a mechanical or electrical instrument that makes repeated clicking sounds at an adjustable pace, used for marking rhythm, especially in practicing music.
- met·ro·nom·ic [me-truh-nom-ik], /ˌmɛ trəˈnɒm ɪk/, met·ro·nom·i·cal, adjective
- met·ro·nom·i·cal·ly, adverb
Dictionary.com Unabridged Based on the Random House Unabridged Dictionary, © Random House, Inc. 2023
How to use metronome in a sentence
Larson, mused Ben Brantley in the New York Times in 2001, “seems to have lived his life and composed his music to the rhythm of some cosmic metronome, noisily decapitating the seconds.”The intertwined legacies of Jonathan Larson and Lin-Manuel Miranda | Constance Grady | November 19, 2021 | Vox
Still, its metronome and recording functions are helpful learning tools—they just require some user control.The best beginner keyboards let you build piano skills without a major investment | Jay Cabrera | October 31, 2021 | Popular-Science

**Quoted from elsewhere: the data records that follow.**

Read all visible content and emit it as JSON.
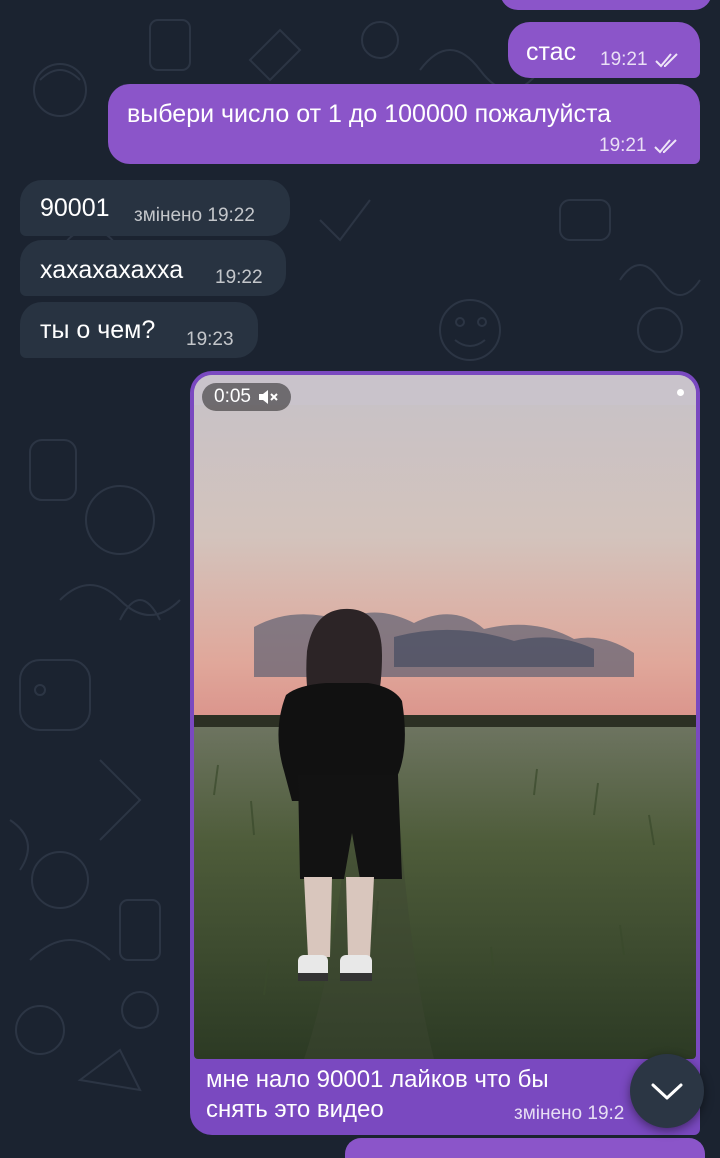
{
  "messages": [
    {
      "text": "стас",
      "time": "19:21"
    },
    {
      "text": "выбери число от 1 до 100000 пожалуйста",
      "time": "19:21"
    },
    {
      "text": "90001",
      "meta": "змінено 19:22"
    },
    {
      "text": "хахахахахха",
      "time": "19:22"
    },
    {
      "text": "ты о чем?",
      "time": "19:23"
    }
  ],
  "video": {
    "duration": "0:05",
    "caption": "мне нало 90001 лайков что бы\nснять это видео",
    "meta": "змінено 19:2"
  },
  "colors": {
    "background": "#1b2330",
    "outgoing_bubble": "#8b55c9",
    "incoming_bubble": "#283341"
  },
  "icons": {
    "read_receipt": "double-check-icon",
    "muted": "speaker-muted-icon",
    "scroll_down": "chevron-down-icon"
  }
}
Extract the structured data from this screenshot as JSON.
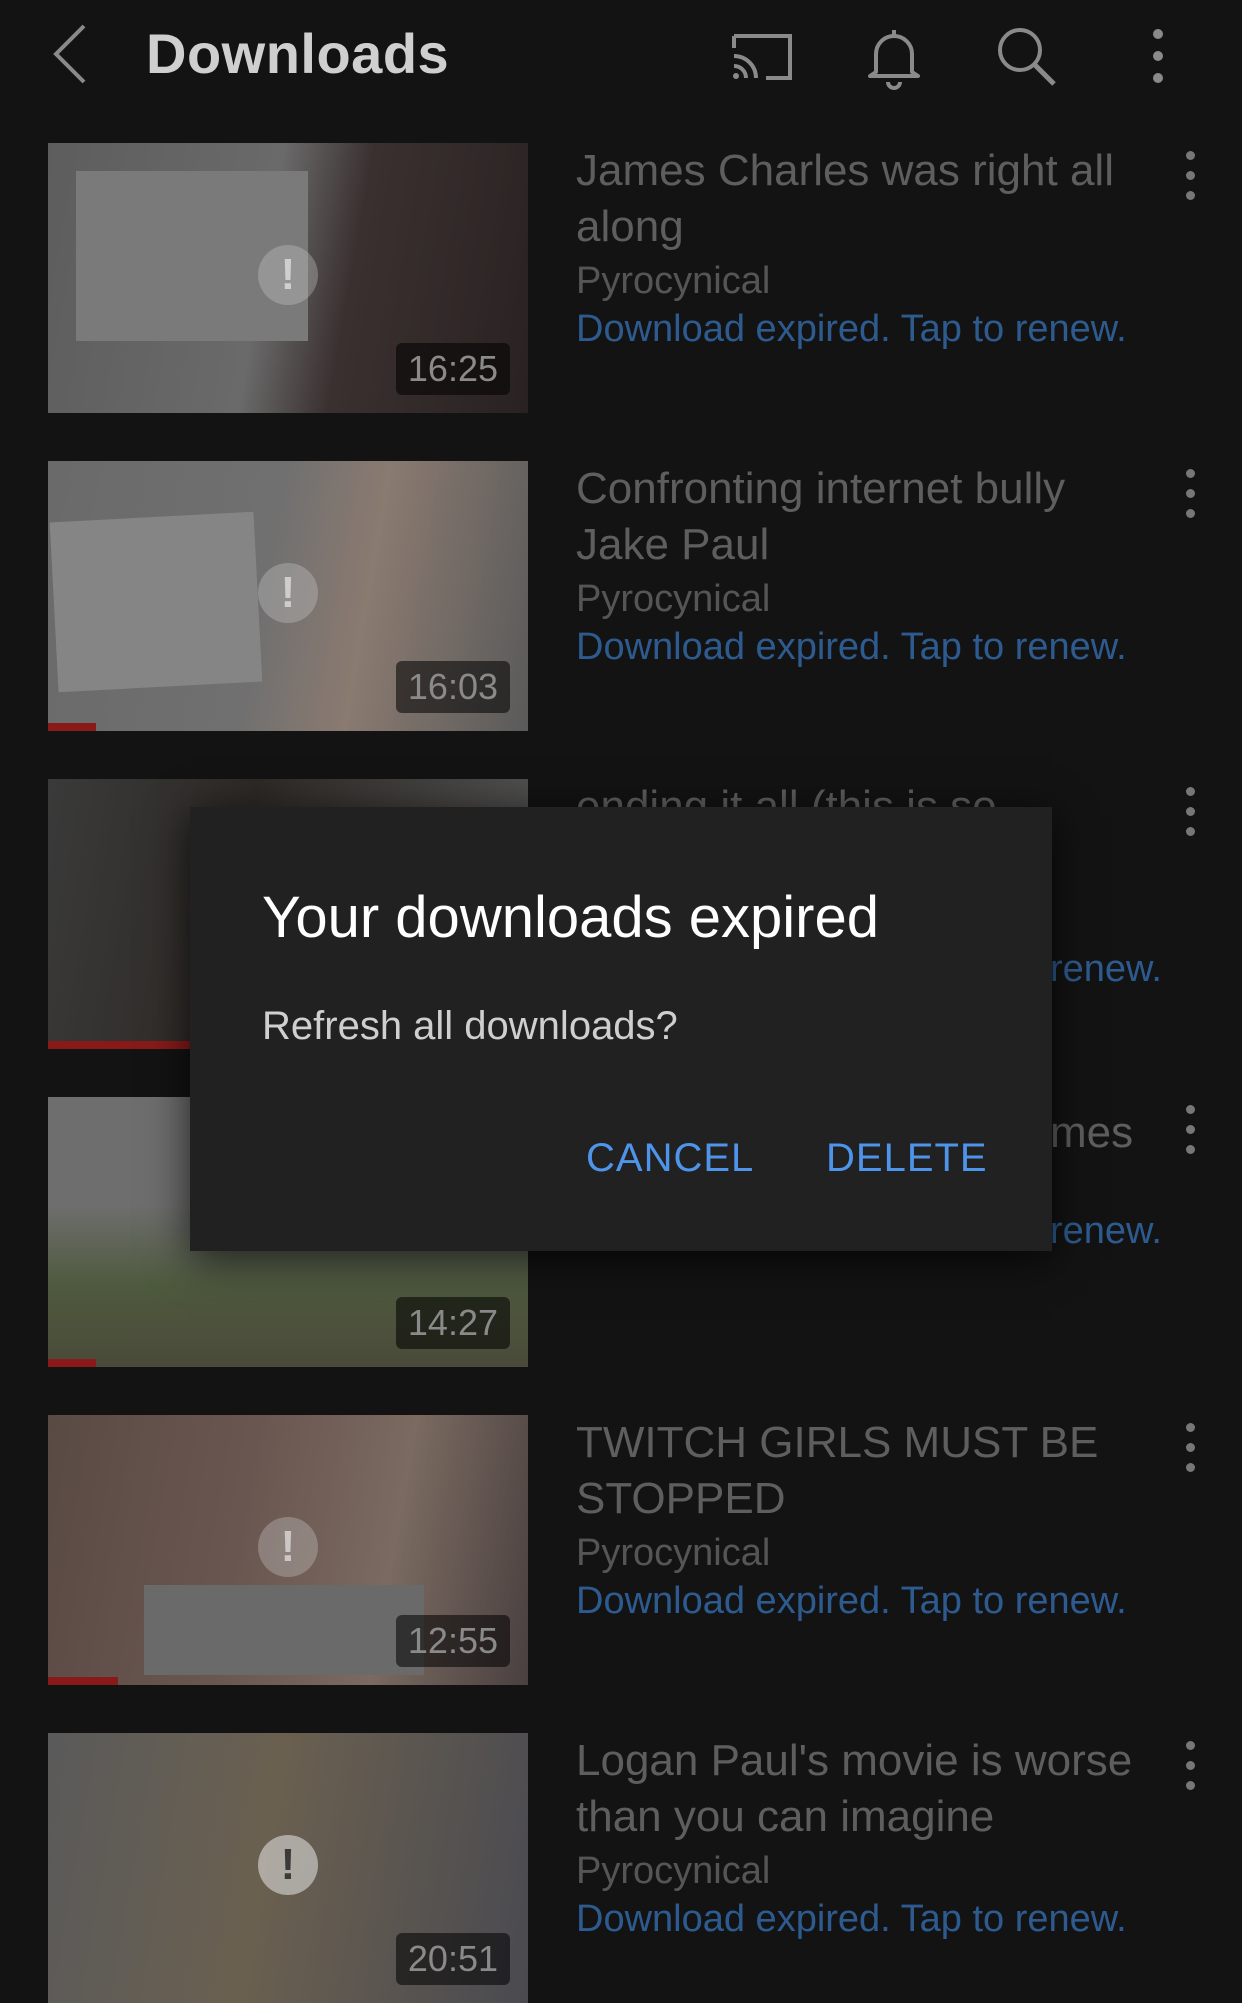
{
  "header": {
    "title": "Downloads",
    "icons": [
      "back-icon",
      "cast-icon",
      "bell-icon",
      "search-icon",
      "more-vert-icon"
    ]
  },
  "videos": [
    {
      "title": "James Charles was right all along",
      "channel": "Pyrocynical",
      "status": "Download expired. Tap to renew.",
      "duration": "16:25"
    },
    {
      "title": "Confronting internet bully Jake Paul",
      "channel": "Pyrocynical",
      "status": "Download expired. Tap to renew.",
      "duration": "16:03"
    },
    {
      "title": "ending it all (this is so",
      "channel": "",
      "status": "renew.",
      "duration": ""
    },
    {
      "title": "mes",
      "channel": "",
      "status": "renew.",
      "duration": "14:27"
    },
    {
      "title": "TWITCH GIRLS MUST BE STOPPED",
      "channel": "Pyrocynical",
      "status": "Download expired. Tap to renew.",
      "duration": "12:55"
    },
    {
      "title": "Logan Paul's movie is worse than you can imagine",
      "channel": "Pyrocynical",
      "status": "Download expired. Tap to renew.",
      "duration": "20:51"
    }
  ],
  "dialog": {
    "title": "Your downloads expired",
    "message": "Refresh all downloads?",
    "cancel_label": "CANCEL",
    "delete_label": "DELETE"
  },
  "colors": {
    "background": "#131313",
    "dialog_bg": "#212121",
    "accent_link": "#4d94ea"
  }
}
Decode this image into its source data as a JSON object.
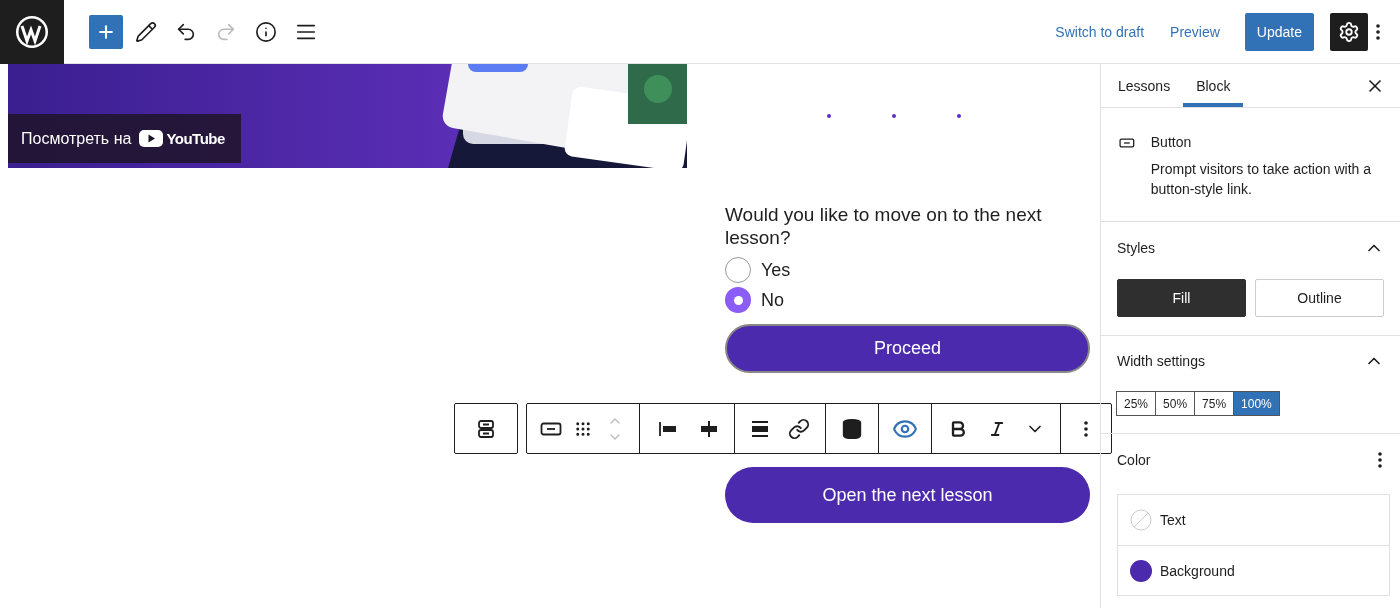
{
  "topbar": {
    "tools": [
      {
        "disabled": false
      },
      {
        "disabled": false
      },
      {
        "disabled": false
      },
      {
        "disabled": true
      },
      {
        "disabled": false
      },
      {
        "disabled": false
      }
    ],
    "links": [
      "Switch to draft",
      "Preview"
    ],
    "update": "Update",
    "settings": {
      "selected": true
    }
  },
  "video": {
    "kind": "picture",
    "overlay": "Посмотреть на",
    "brand": "YouTube"
  },
  "quiz": {
    "question": "Would you like to move on to the next lesson?",
    "options": [
      {
        "label": "Yes",
        "selected": false
      },
      {
        "label": "No",
        "selected": true
      }
    ],
    "button": "Proceed"
  },
  "block_toolbar": {
    "groups": [
      [
        {
          "disabled": false,
          "selected": false
        }
      ],
      [
        {
          "disabled": false,
          "selected": false
        },
        {
          "disabled": false,
          "selected": false
        },
        {
          "disabled": true,
          "selected": false
        }
      ],
      [
        {
          "disabled": false,
          "selected": false
        },
        {
          "disabled": false,
          "selected": false
        }
      ],
      [
        {
          "disabled": false,
          "selected": false
        },
        {
          "disabled": false,
          "selected": false
        }
      ],
      [
        {
          "disabled": false,
          "selected": false
        }
      ],
      [
        {
          "disabled": false,
          "selected": true
        }
      ],
      [
        {
          "disabled": false,
          "selected": false
        },
        {
          "disabled": false,
          "selected": false
        },
        {
          "disabled": false,
          "selected": false
        }
      ],
      [
        {
          "disabled": false,
          "selected": false
        }
      ]
    ]
  },
  "next_button": "Open the next lesson",
  "sidebar": {
    "tabs": [
      {
        "label": "Lessons",
        "selected": false
      },
      {
        "label": "Block",
        "selected": true
      }
    ],
    "block": {
      "name": "Button",
      "description": "Prompt visitors to take action with a button-style link."
    },
    "styles": {
      "title": "Styles",
      "expanded": true,
      "options": [
        {
          "label": "Fill",
          "selected": true
        },
        {
          "label": "Outline",
          "selected": false
        }
      ]
    },
    "width": {
      "title": "Width settings",
      "expanded": true,
      "options": [
        {
          "label": "25%",
          "selected": false
        },
        {
          "label": "50%",
          "selected": false
        },
        {
          "label": "75%",
          "selected": false
        },
        {
          "label": "100%",
          "selected": true
        }
      ]
    },
    "color": {
      "title": "Color",
      "items": [
        {
          "label": "Text"
        },
        {
          "label": "Background",
          "color": "#4c2aad"
        }
      ]
    }
  }
}
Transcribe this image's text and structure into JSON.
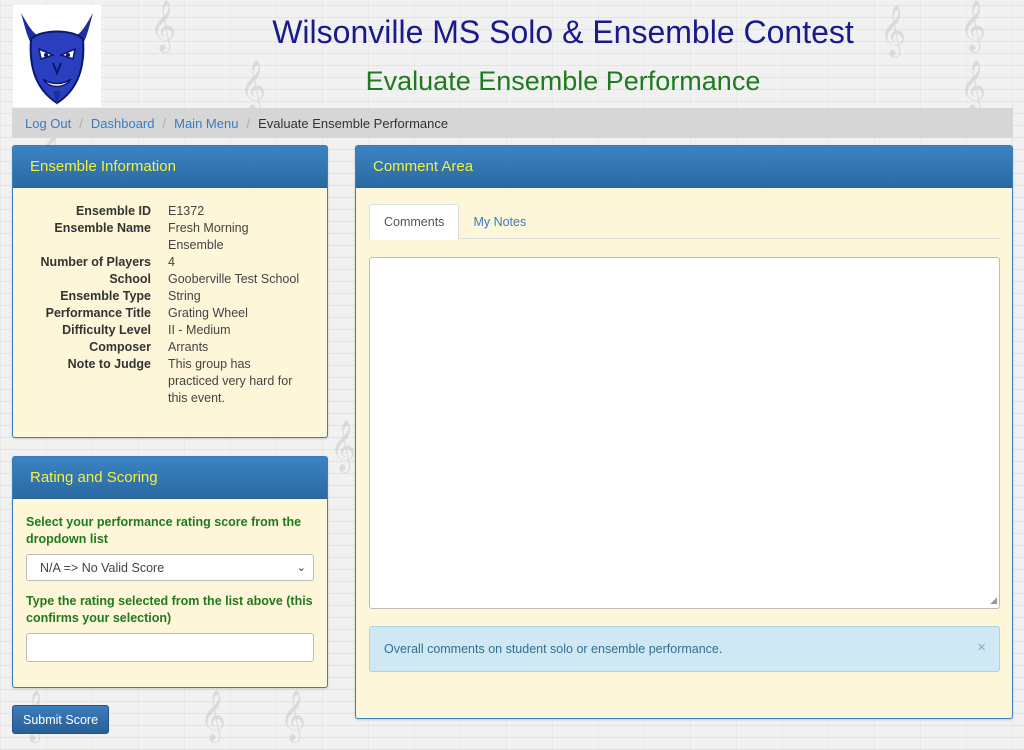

The orange dove, for example, sounds like a ticking metronome.
These rhythms, called brain waves, are like a metronome or internal clock.A Neuron’s Sense of Timing Encodes Information in the Human Brain | Jason Dorrier | July 11, 2021 | Singularity Hub
Most important, it’s become the metronome for my day, forcing me to stand up and flip or change the record every 20 minutes or so.
So still was the place that the caged cricket hanging from the eaves of Um's distant room beat time like an elfin metronome.The Dragon Painter | Mary McNeil Fenollosa
It is another question whether we can by this means attain the necessary universal use of the metronome.Beethoven's Letters 1790-1826, Volume 1 of 2 | Lady Wallace
When I 'go into training,' I find the best means to attain velocity is to work with the metronome.
One can't jump at once into the necessary agility, and the metronome is a great help in bringing one up to the right pitch.
As for the metronome, I approve of it to cultivate the sense of rhythm in those who are lacking in this particular sense.
British Dictionary definitions for metronome
a mechanical device which indicates the exact tempo of a piece of music by producing a clicking sound from a pendulum with an adjustable period of swing
- metronomic (ˌmɛtrəˈnɒmɪk), adjective
Collins English Dictionary - Complete & Unabridged 2012 Digital Edition © William Collins Sons & Co. Ltd. 1979, 1986 © HarperCollins Publishers 1998, 2000, 2003, 2005, 2006, 2007, 2009, 2012